[Data for this task]
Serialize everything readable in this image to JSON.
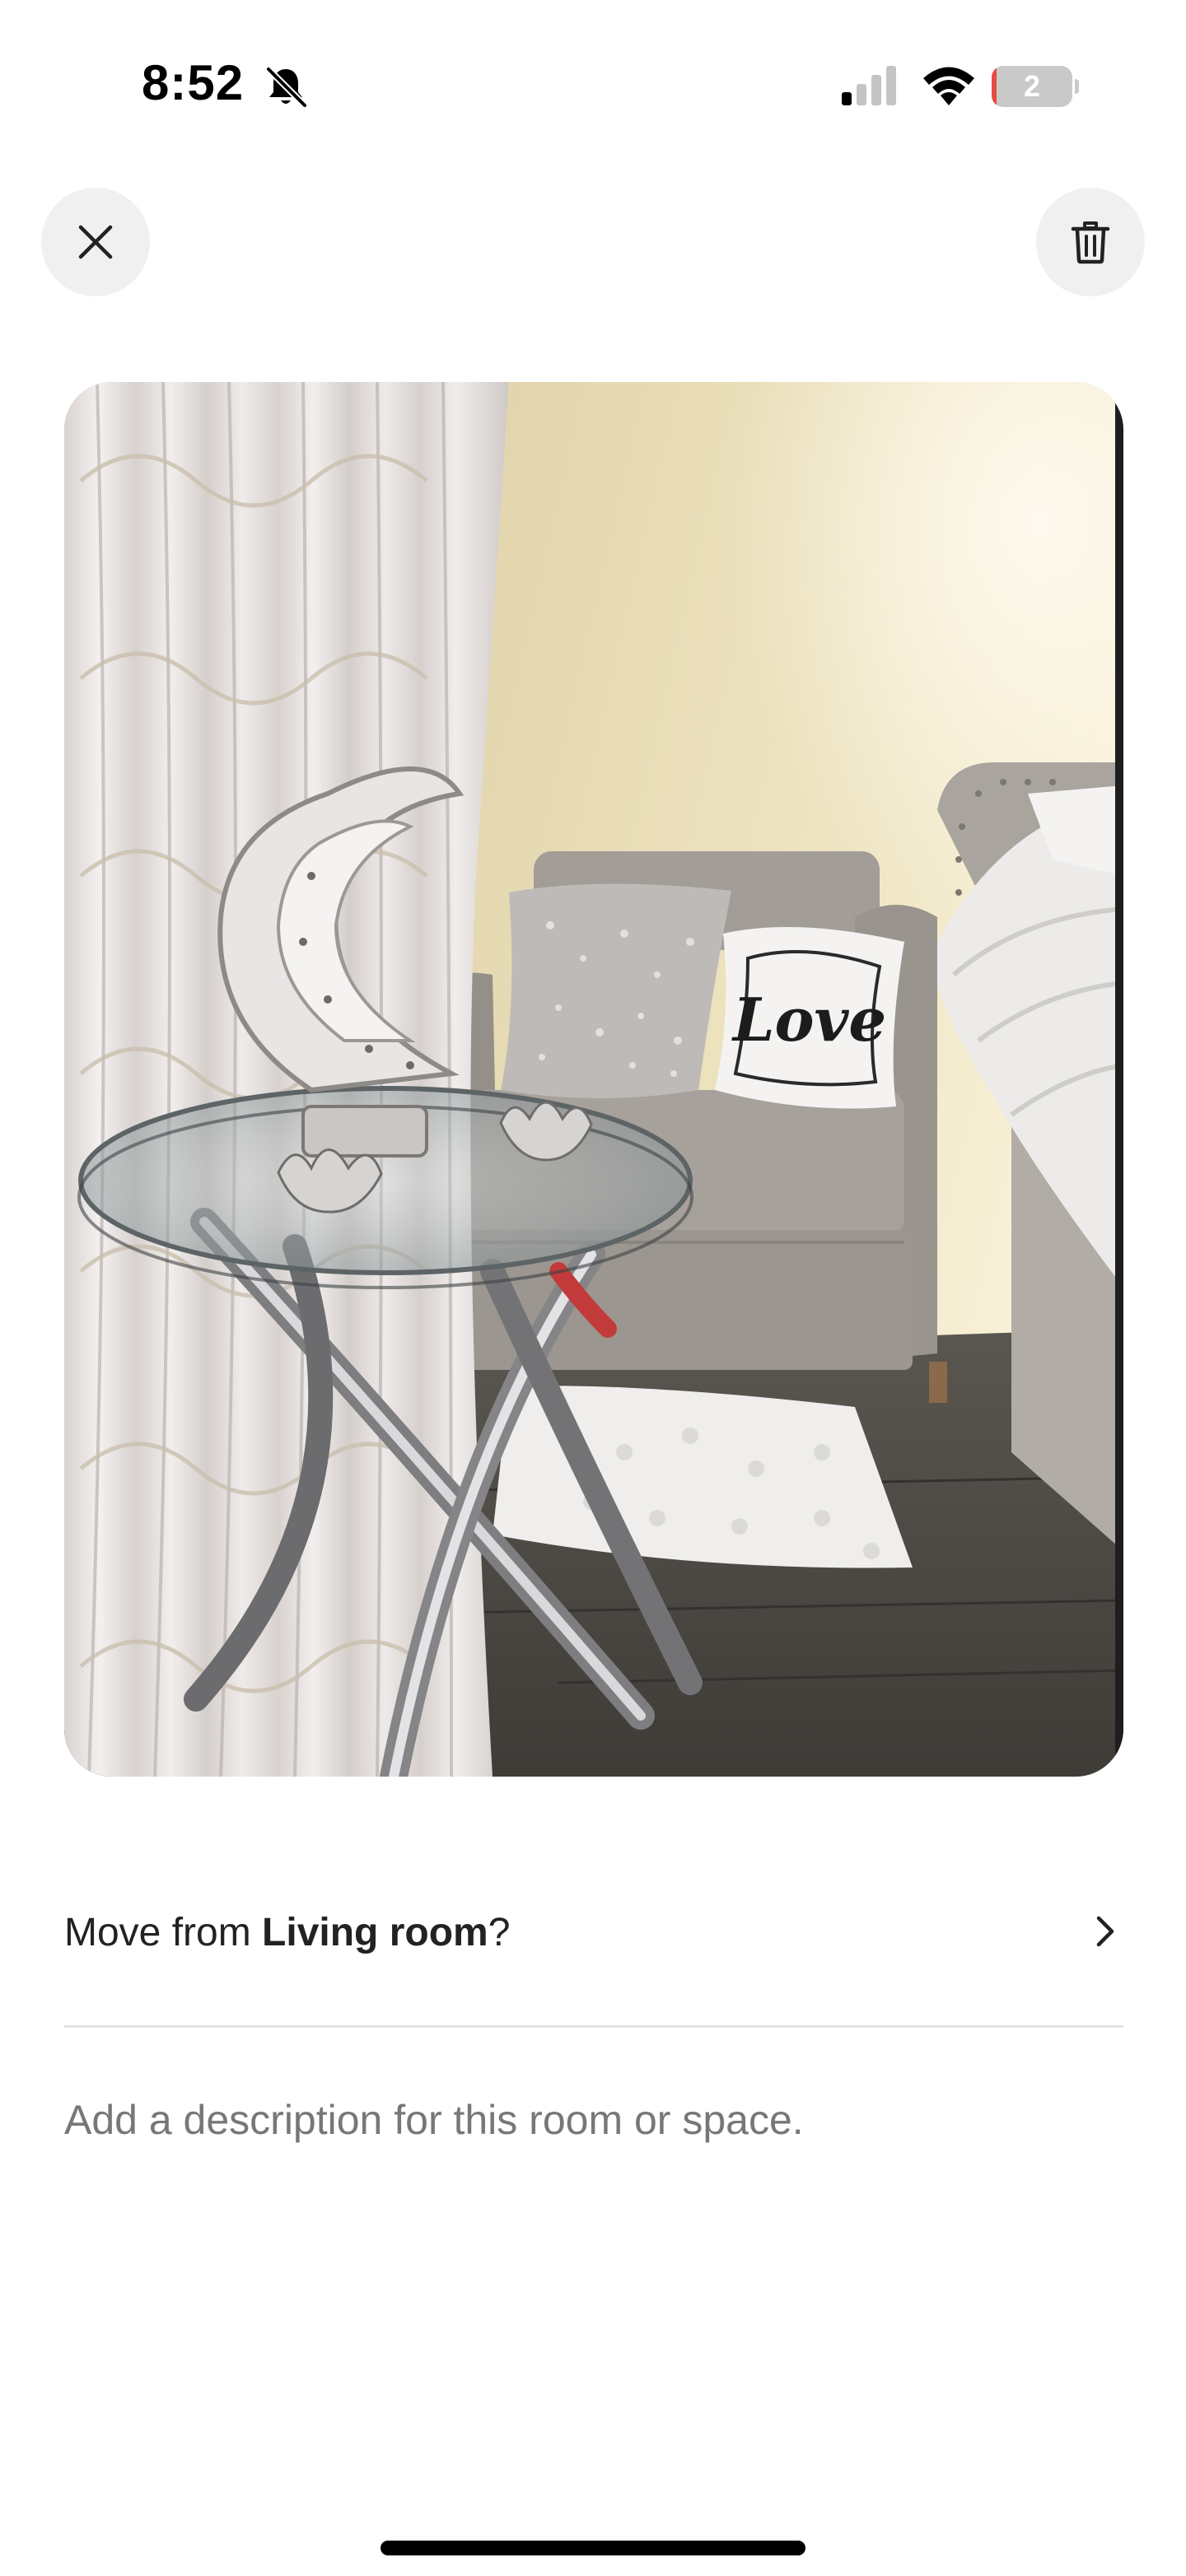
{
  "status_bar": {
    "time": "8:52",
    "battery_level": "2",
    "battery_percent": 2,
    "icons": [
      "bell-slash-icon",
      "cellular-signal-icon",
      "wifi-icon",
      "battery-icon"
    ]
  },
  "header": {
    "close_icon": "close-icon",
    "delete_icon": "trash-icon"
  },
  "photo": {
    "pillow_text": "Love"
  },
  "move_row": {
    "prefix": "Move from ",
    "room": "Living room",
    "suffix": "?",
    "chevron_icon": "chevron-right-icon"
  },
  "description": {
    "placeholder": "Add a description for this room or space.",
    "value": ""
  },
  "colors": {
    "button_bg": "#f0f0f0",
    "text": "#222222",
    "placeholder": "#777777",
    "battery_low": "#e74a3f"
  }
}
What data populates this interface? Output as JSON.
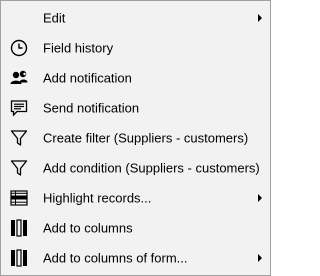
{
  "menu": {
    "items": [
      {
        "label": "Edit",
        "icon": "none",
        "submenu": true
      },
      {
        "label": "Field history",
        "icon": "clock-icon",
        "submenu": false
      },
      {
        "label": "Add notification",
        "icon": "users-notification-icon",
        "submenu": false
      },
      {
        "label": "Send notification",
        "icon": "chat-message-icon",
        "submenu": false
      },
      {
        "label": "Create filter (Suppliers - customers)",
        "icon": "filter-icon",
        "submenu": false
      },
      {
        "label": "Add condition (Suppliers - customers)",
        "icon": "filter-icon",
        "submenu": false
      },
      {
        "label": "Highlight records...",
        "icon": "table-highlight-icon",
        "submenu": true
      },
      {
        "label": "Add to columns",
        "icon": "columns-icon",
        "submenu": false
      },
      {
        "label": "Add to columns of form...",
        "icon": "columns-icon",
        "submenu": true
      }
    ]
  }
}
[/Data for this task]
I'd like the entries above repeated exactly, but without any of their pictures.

Serialize everything readable in this image to JSON.
{
  "status_bar": {
    "time": "8:52",
    "battery_level": "2",
    "battery_percent": 2,
    "icons": [
      "bell-slash-icon",
      "cellular-signal-icon",
      "wifi-icon",
      "battery-icon"
    ]
  },
  "header": {
    "close_icon": "close-icon",
    "delete_icon": "trash-icon"
  },
  "photo": {
    "pillow_text": "Love"
  },
  "move_row": {
    "prefix": "Move from ",
    "room": "Living room",
    "suffix": "?",
    "chevron_icon": "chevron-right-icon"
  },
  "description": {
    "placeholder": "Add a description for this room or space.",
    "value": ""
  },
  "colors": {
    "button_bg": "#f0f0f0",
    "text": "#222222",
    "placeholder": "#777777",
    "battery_low": "#e74a3f"
  }
}
What data populates this interface? Output as JSON.
{
  "menu": {
    "items": [
      {
        "label": "Edit",
        "icon": "none",
        "submenu": true
      },
      {
        "label": "Field history",
        "icon": "clock-icon",
        "submenu": false
      },
      {
        "label": "Add notification",
        "icon": "users-notification-icon",
        "submenu": false
      },
      {
        "label": "Send notification",
        "icon": "chat-message-icon",
        "submenu": false
      },
      {
        "label": "Create filter (Suppliers - customers)",
        "icon": "filter-icon",
        "submenu": false
      },
      {
        "label": "Add condition (Suppliers - customers)",
        "icon": "filter-icon",
        "submenu": false
      },
      {
        "label": "Highlight records...",
        "icon": "table-highlight-icon",
        "submenu": true
      },
      {
        "label": "Add to columns",
        "icon": "columns-icon",
        "submenu": false
      },
      {
        "label": "Add to columns of form...",
        "icon": "columns-icon",
        "submenu": true
      }
    ]
  }
}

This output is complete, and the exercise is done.